Wtinesses told The Associated Press they saw two warplanes bomb the eastern part of the town of Ajdabiya at 10 a.m. local time.

BBC reporter John Simpson saw a "great plume of black smoke" go up after the bombing.

The witnesses also said pro-Gadhafi forces were advancing on the town, some 750 kilometres east of the capital Tripoli, though those reports could not be confirmed.

CBC reporter Tom Parry said many people in Benghazi are concerned that Gadhafi's forces may be moving east.

"There's been some mobilization of the militia here, people saying they're ready to defend Benghazi and defend the east," Parry said.

Enlisted anti-government trainees learn how to operate an anti-aircraft gun at a training and recruitment centre for the army in Benghazi, Libya's second-largest city, on Tuesday. (Asmaa Waguih/Reuters)   

He said truckloads of armed anti-government forces were streaming out of a military base in Benghazi.

"Some of them are heading out to Ajdabiya to try and defend that town if it comes under attack, others are getting ready to go to the frontier in Benghazi in case there's any kind of movement on the city," Parry said.

On Tuesday, loyalists pushed back rebels from towns near Tripoli, where Gadhafi appears to be in full control.

They also kept up military operations for a second straight day to try to wrest back Zawiya, the city closest to the capital which is in the hands of government opponents. But rebels, backed by mutinous army forces and their weapons, have managed to repel those attacks and have held on to Zawiya so far.

Anti-government demonstrators are demanding Gadhafi step down, but the longtime leader has resisted those calls.
France, Britain to help with exodus of Egyptians

At least 140,000 people have fled Libya, with more arriving at the Tunisian border daily.The United Nations says there is an urgent need of food, water and shelter for displaced people.

France and Britain said Wednesday they will airlift and ferry some of the thousands of Egyptian refugees stranded at the border between Libya and Tunisia.

As many as 1.5 million Egyptians work in Libya, a country with a population of 6.5 million.

The French Foreign Ministry says the operation will involve large airliners and a French navy ship heading to the region. It says the operation will allow the evacuation of at least 5,000 people over the course of a week, and that the operation is being carried out in co-ordination with the European Union.

British Prime Minister David Cameron announced Wednesday that the U.K. will also be sending aircrafts to pick up the stranded Egyptians.

CBC's Adrienne Arsenault reported from the Tunisian port town of Zarzis that two Egyptian military ships had arrived in the last 36 hours to rescue Egyptians fleeing the country.

But Arsenault said that in the time the 1,000 who can fit on the ship are loaded, twice as many people will arrive at the border crossing of Ras Jdir.

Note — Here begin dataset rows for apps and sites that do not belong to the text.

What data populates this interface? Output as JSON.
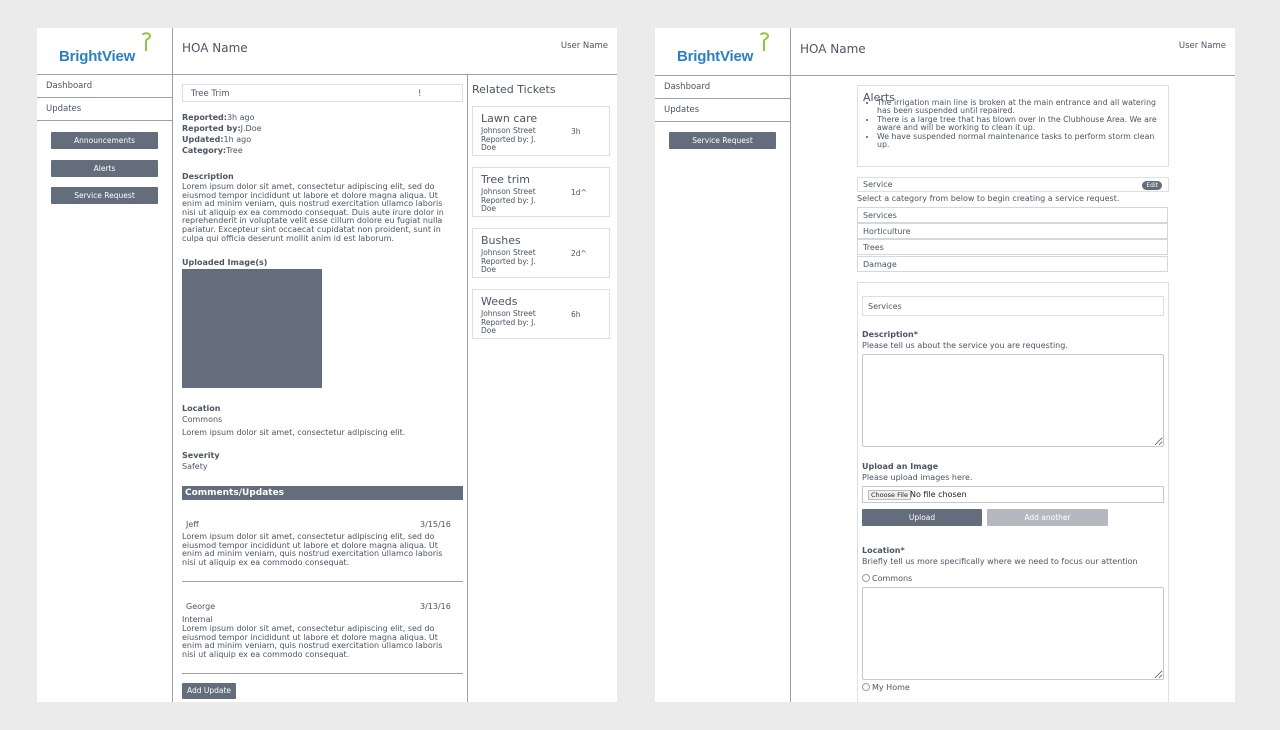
{
  "brand": {
    "logo_text": "BrightView",
    "accent": "#2b7fc2",
    "leaf_color": "#8dc63f"
  },
  "left": {
    "header": {
      "hoa_name": "HOA Name",
      "user_name": "User Name"
    },
    "nav": [
      {
        "label": "Dashboard"
      },
      {
        "label": "Updates"
      }
    ],
    "sidebar_buttons": [
      {
        "label": "Announcements"
      },
      {
        "label": "Alerts"
      },
      {
        "label": "Service Request"
      }
    ],
    "ticket": {
      "title": "Tree Trim",
      "flag": "!",
      "reported_label": "Reported:",
      "reported_value": "3h ago",
      "reported_by_label": "Reported by:",
      "reported_by_value": "J.Doe",
      "updated_label": "Updated:",
      "updated_value": "1h ago",
      "category_label": "Category:",
      "category_value": "Tree",
      "description_label": "Description",
      "description": "Lorem ipsum dolor sit amet, consectetur adipiscing elit, sed do eiusmod tempor incididunt ut labore et dolore magna aliqua. Ut enim ad minim veniam, quis nostrud exercitation ullamco laboris nisi ut aliquip ex ea commodo consequat. Duis aute irure dolor in reprehenderit in voluptate velit esse cillum dolore eu fugiat nulla pariatur. Excepteur sint occaecat cupidatat non proident, sunt in culpa qui officia deserunt mollit anim id est laborum.",
      "images_label": "Uploaded Image(s)",
      "location_label": "Location",
      "location_value": "Commons",
      "location_note": "Lorem ipsum dolor sit amet, consectetur adipiscing elit.",
      "severity_label": "Severity",
      "severity_value": "Safety"
    },
    "comments_header": "Comments/Updates",
    "comments": [
      {
        "author": "Jeff",
        "date": "3/15/16",
        "tag": "",
        "text": "Lorem ipsum dolor sit amet, consectetur adipiscing elit, sed do eiusmod tempor incididunt ut labore et dolore magna aliqua. Ut enim ad minim veniam, quis nostrud exercitation ullamco laboris nisi ut aliquip ex ea commodo consequat."
      },
      {
        "author": "George",
        "date": "3/13/16",
        "tag": "Internal",
        "text": "Lorem ipsum dolor sit amet, consectetur adipiscing elit, sed do eiusmod tempor incididunt ut labore et dolore magna aliqua. Ut enim ad minim veniam, quis nostrud exercitation ullamco laboris nisi ut aliquip ex ea commodo consequat."
      }
    ],
    "add_update_label": "Add Update",
    "related_title": "Related Tickets",
    "related": [
      {
        "title": "Lawn care",
        "street": "Johnson Street",
        "reporter": "Reported by: J. Doe",
        "meta": "3h"
      },
      {
        "title": "Tree trim",
        "street": "Johnson Street",
        "reporter": "Reported by: J. Doe",
        "meta": "1d^"
      },
      {
        "title": "Bushes",
        "street": "Johnson Street",
        "reporter": "Reported by: J. Doe",
        "meta": "2d^"
      },
      {
        "title": "Weeds",
        "street": "Johnson Street",
        "reporter": "Reported by: J. Doe",
        "meta": "6h"
      }
    ]
  },
  "right": {
    "header": {
      "hoa_name": "HOA Name",
      "user_name": "User Name"
    },
    "nav": [
      {
        "label": "Dashboard"
      },
      {
        "label": "Updates"
      }
    ],
    "sidebar_button": "Service Request",
    "alerts": {
      "title": "Alerts",
      "items": [
        "The irrigation main line is broken at the main entrance and all watering has been suspended until repaired.",
        "There is a large tree that has blown over in the Clubhouse Area. We are aware and will be working to clean it up.",
        "We have suspended normal maintenance tasks to perform storm clean up."
      ]
    },
    "service": {
      "label": "Service",
      "edit_label": "Edit",
      "hint": "Select a category from below to begin creating a service request.",
      "categories": [
        "Services",
        "Horticulture",
        "Trees",
        "Damage"
      ]
    },
    "form": {
      "selected_category": "Services",
      "description_label": "Description*",
      "description_hint": "Please tell us about the service you are requesting.",
      "upload_label": "Upload an Image",
      "upload_hint": "Please upload images here.",
      "choose_file": "Choose File",
      "no_file": "No file chosen",
      "upload_button": "Upload",
      "add_another_button": "Add another",
      "location_label": "Location*",
      "location_hint": "Briefly tell us more specifically where we need to focus our attention",
      "option_commons": "Commons",
      "option_home": "My Home"
    }
  }
}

Egypt and Tunisia, which have undergone their own political upheavals, are ill-equipped to deal with the huge volumes of people.

Arsenault said most of the people fleeing are young men who are resilient, but are still in need of shelter and food. Doctors said there has been no disease, but some injuries due to the huge crush of people, Arsenault said.

Egyptians who fled the unrest in Libya stand in line as they wait to board a ship in the eastern Tunisian port of Zarzis on Tuesday. (Anis Mili/Reuters)
 "The Tunisians who had opened their homes and their schools, who were driving up in their own cars, are now standing back saying, 'Wow, there's not much more we can do,' " Arsenault said.

Abeer Etefa, a spokeswoman for the World Food Programme said there's "no stop" to the flow of people trying to leave Libya.

"It's a humanitarian crisis at this point," she said from a busy crossing on the Tunisian-Libyan border. "Many thousands of people spent last night sleeping in the open air."

She said food aid was being distributed, but warned that the situation could worsen in the days ahead as more people stream across the border.